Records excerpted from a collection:
——
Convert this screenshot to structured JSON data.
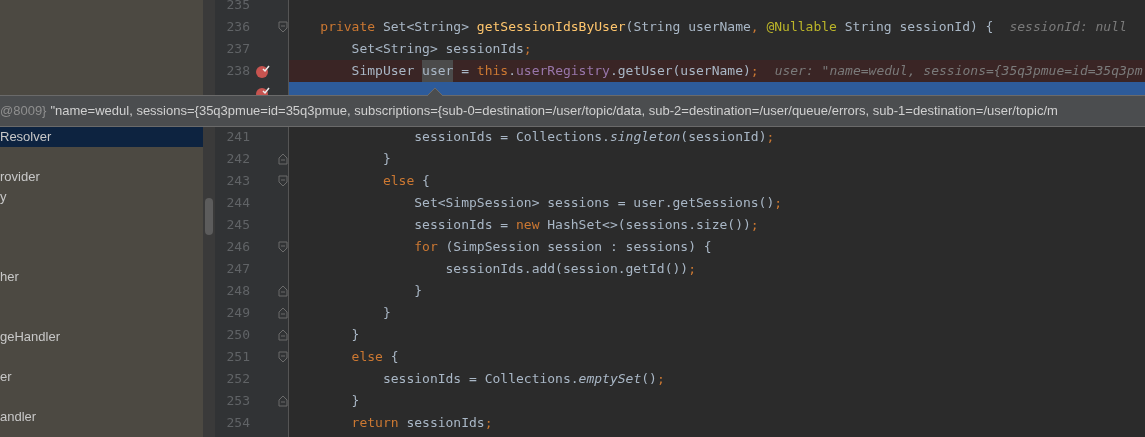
{
  "sidebar": {
    "items": [
      {
        "label": "Resolver",
        "selected": true
      },
      {
        "label": "rovider",
        "selected": false
      },
      {
        "label": "y",
        "selected": false
      },
      {
        "label": "her",
        "selected": false
      },
      {
        "label": "geHandler",
        "selected": false
      },
      {
        "label": "er",
        "selected": false
      },
      {
        "label": "andler",
        "selected": false
      }
    ]
  },
  "editor": {
    "lines": [
      {
        "number": "235",
        "breakpoint": false,
        "current": false,
        "fold_open": false,
        "fold_close": false
      },
      {
        "number": "236",
        "breakpoint": false,
        "current": false,
        "fold_open": true,
        "fold_close": false,
        "tokens": [
          {
            "text": "    private ",
            "kind": "keyword"
          },
          {
            "text": "Set<String> ",
            "kind": "plain"
          },
          {
            "text": "getSessionIdsByUser",
            "kind": "method"
          },
          {
            "text": "(String userName",
            "kind": "plain"
          },
          {
            "text": ", ",
            "kind": "punct"
          },
          {
            "text": "@Nullable ",
            "kind": "annotation"
          },
          {
            "text": "String sessionId) {",
            "kind": "plain"
          },
          {
            "text": "sessionId: null",
            "kind": "hint"
          }
        ]
      },
      {
        "number": "237",
        "breakpoint": false,
        "current": false,
        "fold_open": false,
        "fold_close": false,
        "tokens": [
          {
            "text": "        Set<String> sessionIds",
            "kind": "plain"
          },
          {
            "text": ";",
            "kind": "punct"
          }
        ]
      },
      {
        "number": "238",
        "breakpoint": true,
        "current": false,
        "fold_open": false,
        "fold_close": false,
        "tokens": [
          {
            "text": "        SimpUser ",
            "kind": "plain"
          },
          {
            "text": "user",
            "kind": "highlighted"
          },
          {
            "text": " = ",
            "kind": "plain"
          },
          {
            "text": "this",
            "kind": "keyword"
          },
          {
            "text": ".",
            "kind": "plain"
          },
          {
            "text": "userRegistry",
            "kind": "field"
          },
          {
            "text": ".getUser(userName)",
            "kind": "plain"
          },
          {
            "text": ";",
            "kind": "punct"
          },
          {
            "text": "user: \"name=wedul, sessions={35q3pmue=id=35q3pm",
            "kind": "hint"
          }
        ]
      },
      {
        "breakpoint": true,
        "current": true,
        "fold_open": false,
        "fold_close": false
      },
      {
        "number": "241",
        "breakpoint": false,
        "current": false,
        "fold_open": false,
        "fold_close": false,
        "tokens": [
          {
            "text": "                sessionIds = Collections.",
            "kind": "plain"
          },
          {
            "text": "singleton",
            "kind": "static"
          },
          {
            "text": "(sessionId)",
            "kind": "plain"
          },
          {
            "text": ";",
            "kind": "punct"
          }
        ]
      },
      {
        "number": "242",
        "breakpoint": false,
        "current": false,
        "fold_open": false,
        "fold_close": true,
        "tokens": [
          {
            "text": "            }",
            "kind": "plain"
          }
        ]
      },
      {
        "number": "243",
        "breakpoint": false,
        "current": false,
        "fold_open": true,
        "fold_close": false,
        "tokens": [
          {
            "text": "            else ",
            "kind": "keyword"
          },
          {
            "text": "{",
            "kind": "plain"
          }
        ]
      },
      {
        "number": "244",
        "breakpoint": false,
        "current": false,
        "fold_open": false,
        "fold_close": false,
        "tokens": [
          {
            "text": "                Set<SimpSession> sessions = user.getSessions()",
            "kind": "plain"
          },
          {
            "text": ";",
            "kind": "punct"
          }
        ]
      },
      {
        "number": "245",
        "breakpoint": false,
        "current": false,
        "fold_open": false,
        "fold_close": false,
        "tokens": [
          {
            "text": "                sessionIds = ",
            "kind": "plain"
          },
          {
            "text": "new ",
            "kind": "keyword"
          },
          {
            "text": "HashSet<>(sessions.size())",
            "kind": "plain"
          },
          {
            "text": ";",
            "kind": "punct"
          }
        ]
      },
      {
        "number": "246",
        "breakpoint": false,
        "current": false,
        "fold_open": true,
        "fold_close": false,
        "tokens": [
          {
            "text": "                for ",
            "kind": "keyword"
          },
          {
            "text": "(SimpSession session : sessions) {",
            "kind": "plain"
          }
        ]
      },
      {
        "number": "247",
        "breakpoint": false,
        "current": false,
        "fold_open": false,
        "fold_close": false,
        "tokens": [
          {
            "text": "                    sessionIds.add(session.getId())",
            "kind": "plain"
          },
          {
            "text": ";",
            "kind": "punct"
          }
        ]
      },
      {
        "number": "248",
        "breakpoint": false,
        "current": false,
        "fold_open": false,
        "fold_close": true,
        "tokens": [
          {
            "text": "                }",
            "kind": "plain"
          }
        ]
      },
      {
        "number": "249",
        "breakpoint": false,
        "current": false,
        "fold_open": false,
        "fold_close": true,
        "tokens": [
          {
            "text": "            }",
            "kind": "plain"
          }
        ]
      },
      {
        "number": "250",
        "breakpoint": false,
        "current": false,
        "fold_open": false,
        "fold_close": true,
        "tokens": [
          {
            "text": "        }",
            "kind": "plain"
          }
        ]
      },
      {
        "number": "251",
        "breakpoint": false,
        "current": false,
        "fold_open": true,
        "fold_close": false,
        "tokens": [
          {
            "text": "        else ",
            "kind": "keyword"
          },
          {
            "text": "{",
            "kind": "plain"
          }
        ]
      },
      {
        "number": "252",
        "breakpoint": false,
        "current": false,
        "fold_open": false,
        "fold_close": false,
        "tokens": [
          {
            "text": "            sessionIds = Collections.",
            "kind": "plain"
          },
          {
            "text": "emptySet",
            "kind": "static"
          },
          {
            "text": "()",
            "kind": "plain"
          },
          {
            "text": ";",
            "kind": "punct"
          }
        ]
      },
      {
        "number": "253",
        "breakpoint": false,
        "current": false,
        "fold_open": false,
        "fold_close": true,
        "tokens": [
          {
            "text": "        }",
            "kind": "plain"
          }
        ]
      },
      {
        "number": "254",
        "breakpoint": false,
        "current": false,
        "fold_open": false,
        "fold_close": false,
        "tokens": [
          {
            "text": "        return ",
            "kind": "keyword"
          },
          {
            "text": "sessionIds",
            "kind": "plain"
          },
          {
            "text": ";",
            "kind": "punct"
          }
        ]
      }
    ]
  },
  "tooltip": {
    "prefix": "@8009}",
    "text": "\"name=wedul, sessions={35q3pmue=id=35q3pmue, subscriptions={sub-0=destination=/user/topic/data, sub-2=destination=/user/queue/errors, sub-1=destination=/user/topic/m"
  }
}
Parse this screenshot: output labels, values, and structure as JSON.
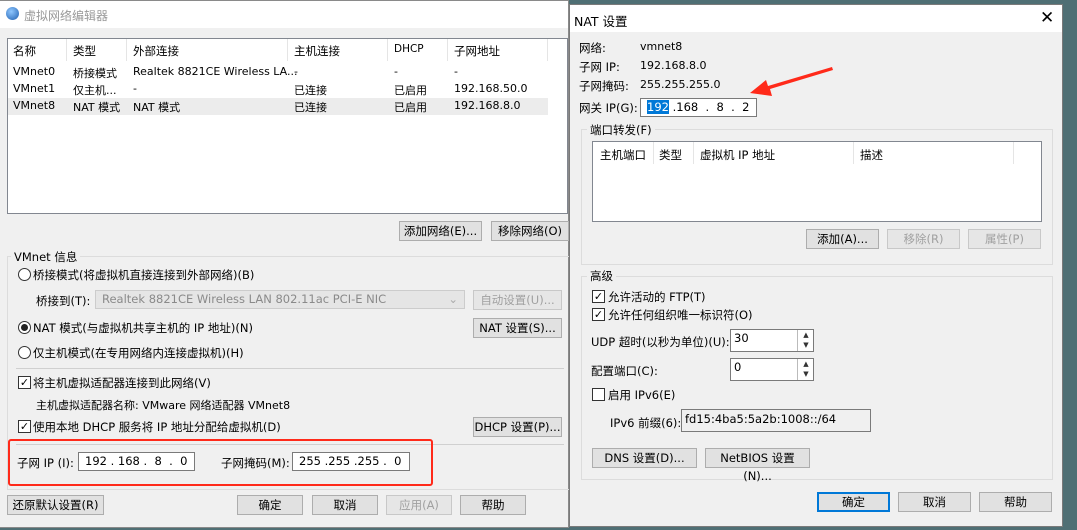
{
  "main": {
    "title": "虚拟网络编辑器",
    "columns": [
      "名称",
      "类型",
      "外部连接",
      "主机连接",
      "DHCP",
      "子网地址"
    ],
    "rows": [
      [
        "VMnet0",
        "桥接模式",
        "Realtek 8821CE Wireless LA...",
        "-",
        "-",
        "-"
      ],
      [
        "VMnet1",
        "仅主机...",
        "-",
        "已连接",
        "已启用",
        "192.168.50.0"
      ],
      [
        "VMnet8",
        "NAT 模式",
        "NAT 模式",
        "已连接",
        "已启用",
        "192.168.8.0"
      ]
    ],
    "add_network": "添加网络(E)...",
    "remove_network": "移除网络(O)",
    "group_label": "VMnet 信息",
    "bridge_radio": "桥接模式(将虚拟机直接连接到外部网络)(B)",
    "bridge_to_label": "桥接到(T):",
    "bridge_to_value": "Realtek 8821CE Wireless LAN 802.11ac PCI-E NIC",
    "auto_settings": "自动设置(U)...",
    "nat_radio": "NAT 模式(与虚拟机共享主机的 IP 地址)(N)",
    "nat_settings": "NAT 设置(S)...",
    "host_only_radio": "仅主机模式(在专用网络内连接虚拟机)(H)",
    "connect_adapter": "将主机虚拟适配器连接到此网络(V)",
    "adapter_name": "主机虚拟适配器名称: VMware 网络适配器 VMnet8",
    "use_dhcp": "使用本地 DHCP 服务将 IP 地址分配给虚拟机(D)",
    "dhcp_settings": "DHCP 设置(P)...",
    "subnet_ip_label": "子网 IP (I):",
    "subnet_ip": [
      "192",
      "168",
      "8",
      "0"
    ],
    "subnet_mask_label": "子网掩码(M):",
    "subnet_mask": [
      "255",
      "255",
      "255",
      "0"
    ],
    "restore": "还原默认设置(R)",
    "ok": "确定",
    "cancel": "取消",
    "apply": "应用(A)",
    "help": "帮助"
  },
  "nat": {
    "title": "NAT 设置",
    "network_label": "网络:",
    "network": "vmnet8",
    "subnet_ip_label": "子网 IP:",
    "subnet_ip": "192.168.8.0",
    "subnet_mask_label": "子网掩码:",
    "subnet_mask": "255.255.255.0",
    "gateway_label": "网关 IP(G):",
    "gateway": [
      "192",
      "168",
      "8",
      "2"
    ],
    "port_forward_label": "端口转发(F)",
    "pf_columns": [
      "主机端口",
      "类型",
      "虚拟机 IP 地址",
      "描述"
    ],
    "add": "添加(A)...",
    "remove": "移除(R)",
    "properties": "属性(P)",
    "advanced_label": "高级",
    "allow_ftp": "允许活动的 FTP(T)",
    "allow_oui": "允许任何组织唯一标识符(O)",
    "udp_label": "UDP 超时(以秒为单位)(U):",
    "udp_value": "30",
    "config_port_label": "配置端口(C):",
    "config_port_value": "0",
    "enable_ipv6": "启用 IPv6(E)",
    "ipv6_prefix_label": "IPv6 前缀(6):",
    "ipv6_prefix": "fd15:4ba5:5a2b:1008::/64",
    "dns": "DNS 设置(D)...",
    "netbios": "NetBIOS 设置(N)...",
    "ok": "确定",
    "cancel": "取消",
    "help": "帮助"
  },
  "colors": {
    "highlight": "#0078d7",
    "annotation": "#ff2a1a"
  }
}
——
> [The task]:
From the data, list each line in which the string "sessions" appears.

> [Result of this task]:
            "text": "user: \"name=wedul, sessions={35q3pmue=id=35q3pm",
            "text": "                Set<SimpSession> sessions = user.getSessions()",
            "text": "HashSet<>(sessions.size())",
            "text": "(SimpSession session : sessions) {",
    "text": "\"name=wedul, sessions={35q3pmue=id=35q3pmue, subscriptions={sub-0=destination=/user/topic/data, sub-2=destination=/user/queue/errors, sub-1=destination=/user/topic/m"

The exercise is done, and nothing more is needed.